The woodlands are managed in the traditional way, by coppicing by the park rangers. The park also has large green meadows (including the Events Field) and the 4 acres (16,000 m2) freshwater lake.
At Capstone, a number of rarely sighted species of wildlife can be seen around the site, including great spotted woodpeckers, blackcaps, and willow warblers, within the woods. Yellowhammers in the hedges and in the meadows, skylarks. Many butterfly species can also be found in the park, including speckled wood, gatekeeper and brimstone, seen around the orchard and meadows.
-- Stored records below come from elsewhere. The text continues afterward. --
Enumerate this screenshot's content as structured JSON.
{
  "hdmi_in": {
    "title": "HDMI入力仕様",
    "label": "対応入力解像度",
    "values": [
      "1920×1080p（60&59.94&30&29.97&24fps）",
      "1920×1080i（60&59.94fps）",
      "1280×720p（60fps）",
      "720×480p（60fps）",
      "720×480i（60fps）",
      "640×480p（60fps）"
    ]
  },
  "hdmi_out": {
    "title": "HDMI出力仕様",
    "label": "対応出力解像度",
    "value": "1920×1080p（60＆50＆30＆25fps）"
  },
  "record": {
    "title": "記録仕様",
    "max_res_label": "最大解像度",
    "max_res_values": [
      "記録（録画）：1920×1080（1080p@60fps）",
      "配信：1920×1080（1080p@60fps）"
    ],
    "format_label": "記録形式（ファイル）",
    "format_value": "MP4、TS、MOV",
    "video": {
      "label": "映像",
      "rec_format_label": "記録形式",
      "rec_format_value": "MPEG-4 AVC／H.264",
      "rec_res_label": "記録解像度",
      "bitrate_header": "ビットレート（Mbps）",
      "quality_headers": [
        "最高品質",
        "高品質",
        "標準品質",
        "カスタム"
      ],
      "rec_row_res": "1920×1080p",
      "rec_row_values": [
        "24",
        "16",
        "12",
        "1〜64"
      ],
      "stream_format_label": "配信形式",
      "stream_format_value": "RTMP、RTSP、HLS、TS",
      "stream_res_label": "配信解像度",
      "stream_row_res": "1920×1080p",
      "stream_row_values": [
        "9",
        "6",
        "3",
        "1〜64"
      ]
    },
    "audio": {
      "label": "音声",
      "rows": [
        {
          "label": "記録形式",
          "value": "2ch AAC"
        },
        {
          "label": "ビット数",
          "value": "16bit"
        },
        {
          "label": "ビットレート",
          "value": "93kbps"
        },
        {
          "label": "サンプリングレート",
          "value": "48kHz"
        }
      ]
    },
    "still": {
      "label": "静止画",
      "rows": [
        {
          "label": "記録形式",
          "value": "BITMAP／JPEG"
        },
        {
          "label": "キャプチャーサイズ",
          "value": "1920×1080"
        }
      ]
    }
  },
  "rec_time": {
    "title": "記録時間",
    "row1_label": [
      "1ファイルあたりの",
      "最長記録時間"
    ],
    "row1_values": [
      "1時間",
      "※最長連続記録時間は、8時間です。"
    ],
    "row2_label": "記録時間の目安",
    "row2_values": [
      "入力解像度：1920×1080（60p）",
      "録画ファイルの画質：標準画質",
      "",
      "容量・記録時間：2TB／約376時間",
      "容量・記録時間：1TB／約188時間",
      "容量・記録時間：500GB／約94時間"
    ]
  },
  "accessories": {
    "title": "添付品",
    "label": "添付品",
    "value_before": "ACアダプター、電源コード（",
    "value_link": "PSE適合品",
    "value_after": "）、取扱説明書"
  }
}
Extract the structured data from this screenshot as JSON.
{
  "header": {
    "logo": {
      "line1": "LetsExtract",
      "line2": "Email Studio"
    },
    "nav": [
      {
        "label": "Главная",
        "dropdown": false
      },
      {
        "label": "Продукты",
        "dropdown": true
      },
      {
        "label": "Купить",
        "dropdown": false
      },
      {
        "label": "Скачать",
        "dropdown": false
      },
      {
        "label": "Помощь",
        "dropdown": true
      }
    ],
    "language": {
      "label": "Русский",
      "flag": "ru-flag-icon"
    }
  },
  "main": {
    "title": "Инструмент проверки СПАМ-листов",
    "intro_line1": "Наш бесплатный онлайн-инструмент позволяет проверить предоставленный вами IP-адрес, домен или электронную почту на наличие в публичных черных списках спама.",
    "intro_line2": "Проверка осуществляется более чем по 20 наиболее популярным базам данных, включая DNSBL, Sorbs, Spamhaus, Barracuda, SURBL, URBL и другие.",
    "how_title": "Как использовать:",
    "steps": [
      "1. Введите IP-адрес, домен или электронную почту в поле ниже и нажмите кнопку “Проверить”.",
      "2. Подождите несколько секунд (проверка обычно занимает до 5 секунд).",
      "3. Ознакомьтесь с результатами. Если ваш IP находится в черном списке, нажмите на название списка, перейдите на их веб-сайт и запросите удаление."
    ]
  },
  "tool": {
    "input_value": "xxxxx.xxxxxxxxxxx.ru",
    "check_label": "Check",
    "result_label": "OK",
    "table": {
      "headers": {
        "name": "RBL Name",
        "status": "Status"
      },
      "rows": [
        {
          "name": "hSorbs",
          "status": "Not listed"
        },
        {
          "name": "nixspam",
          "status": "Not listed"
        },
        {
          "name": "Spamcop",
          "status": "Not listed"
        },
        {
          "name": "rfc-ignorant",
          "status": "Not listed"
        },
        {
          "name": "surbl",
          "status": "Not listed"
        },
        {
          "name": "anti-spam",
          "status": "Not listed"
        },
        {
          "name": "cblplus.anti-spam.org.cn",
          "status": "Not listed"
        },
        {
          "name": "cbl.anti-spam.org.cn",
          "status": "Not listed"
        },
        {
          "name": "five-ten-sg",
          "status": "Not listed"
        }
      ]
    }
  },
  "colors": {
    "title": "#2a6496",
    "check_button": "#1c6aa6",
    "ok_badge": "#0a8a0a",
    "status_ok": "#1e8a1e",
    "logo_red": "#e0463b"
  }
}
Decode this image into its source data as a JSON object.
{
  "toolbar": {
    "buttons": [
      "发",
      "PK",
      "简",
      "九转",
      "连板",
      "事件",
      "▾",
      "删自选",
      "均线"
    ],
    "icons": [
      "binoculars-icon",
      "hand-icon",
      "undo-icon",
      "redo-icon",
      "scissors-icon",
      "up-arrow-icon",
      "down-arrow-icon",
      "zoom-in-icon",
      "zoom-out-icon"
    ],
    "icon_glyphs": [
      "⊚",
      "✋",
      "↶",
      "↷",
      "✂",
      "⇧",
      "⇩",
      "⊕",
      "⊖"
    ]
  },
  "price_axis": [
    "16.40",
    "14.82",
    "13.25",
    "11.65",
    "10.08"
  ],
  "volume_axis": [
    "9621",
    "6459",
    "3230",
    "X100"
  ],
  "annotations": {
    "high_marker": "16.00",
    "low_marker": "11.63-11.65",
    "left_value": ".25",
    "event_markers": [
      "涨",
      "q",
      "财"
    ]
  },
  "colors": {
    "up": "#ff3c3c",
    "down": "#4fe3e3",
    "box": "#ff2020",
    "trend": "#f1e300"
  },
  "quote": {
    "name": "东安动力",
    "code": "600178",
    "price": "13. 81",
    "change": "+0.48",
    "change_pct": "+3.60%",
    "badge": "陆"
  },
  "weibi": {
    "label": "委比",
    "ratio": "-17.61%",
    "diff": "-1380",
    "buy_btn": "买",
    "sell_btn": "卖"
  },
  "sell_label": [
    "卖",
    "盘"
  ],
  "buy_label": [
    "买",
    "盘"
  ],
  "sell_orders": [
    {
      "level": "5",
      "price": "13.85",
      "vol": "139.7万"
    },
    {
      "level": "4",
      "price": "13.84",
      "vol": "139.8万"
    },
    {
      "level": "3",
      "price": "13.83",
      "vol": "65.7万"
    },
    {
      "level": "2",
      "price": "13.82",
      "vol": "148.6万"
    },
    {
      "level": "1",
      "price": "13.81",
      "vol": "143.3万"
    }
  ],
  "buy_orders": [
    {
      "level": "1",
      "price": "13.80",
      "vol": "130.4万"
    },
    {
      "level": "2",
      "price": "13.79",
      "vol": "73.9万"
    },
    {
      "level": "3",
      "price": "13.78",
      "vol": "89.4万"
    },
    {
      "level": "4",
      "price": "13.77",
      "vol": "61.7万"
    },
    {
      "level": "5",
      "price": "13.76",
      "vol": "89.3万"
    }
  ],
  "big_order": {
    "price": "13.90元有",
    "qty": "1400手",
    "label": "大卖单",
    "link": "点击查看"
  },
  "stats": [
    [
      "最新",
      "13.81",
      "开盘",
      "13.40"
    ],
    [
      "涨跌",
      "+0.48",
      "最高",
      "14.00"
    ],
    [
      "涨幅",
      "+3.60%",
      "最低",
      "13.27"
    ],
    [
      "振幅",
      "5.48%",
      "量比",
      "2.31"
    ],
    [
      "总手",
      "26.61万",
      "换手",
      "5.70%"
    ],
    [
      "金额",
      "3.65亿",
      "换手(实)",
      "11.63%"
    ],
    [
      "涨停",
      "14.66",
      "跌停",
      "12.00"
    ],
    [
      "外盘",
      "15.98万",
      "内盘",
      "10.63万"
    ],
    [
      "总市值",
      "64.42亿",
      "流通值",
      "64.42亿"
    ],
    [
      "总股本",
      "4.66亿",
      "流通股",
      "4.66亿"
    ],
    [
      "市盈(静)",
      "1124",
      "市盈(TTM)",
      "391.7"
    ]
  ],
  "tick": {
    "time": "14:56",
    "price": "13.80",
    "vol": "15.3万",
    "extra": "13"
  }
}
Over the lake, many species of dragonflies and damselflies can be seen.
Other facilities at Capstone include a children's play area, public and disabled toilets, refreshments (from a cafe overlooking the lake), picnic area, cycling paths, a visitor centre, fishing (a day ticket is required), an education room, a horse riding trail and a reptile garden (mainly a rock and scrub area).
The Events Field is used for various outdoor acitivies including kite flying "Kites over Capstone", Cancer Research Race for Life.
The park has a very active volunteer group, who coppice within the woods, maintain the trails and complete many other essential works along with the park rangers.
The park also is accredited with a Green Flag Award by Natural England.
Capstone Farm Country Park Facts for Kids. Kiddle Encyclopedia.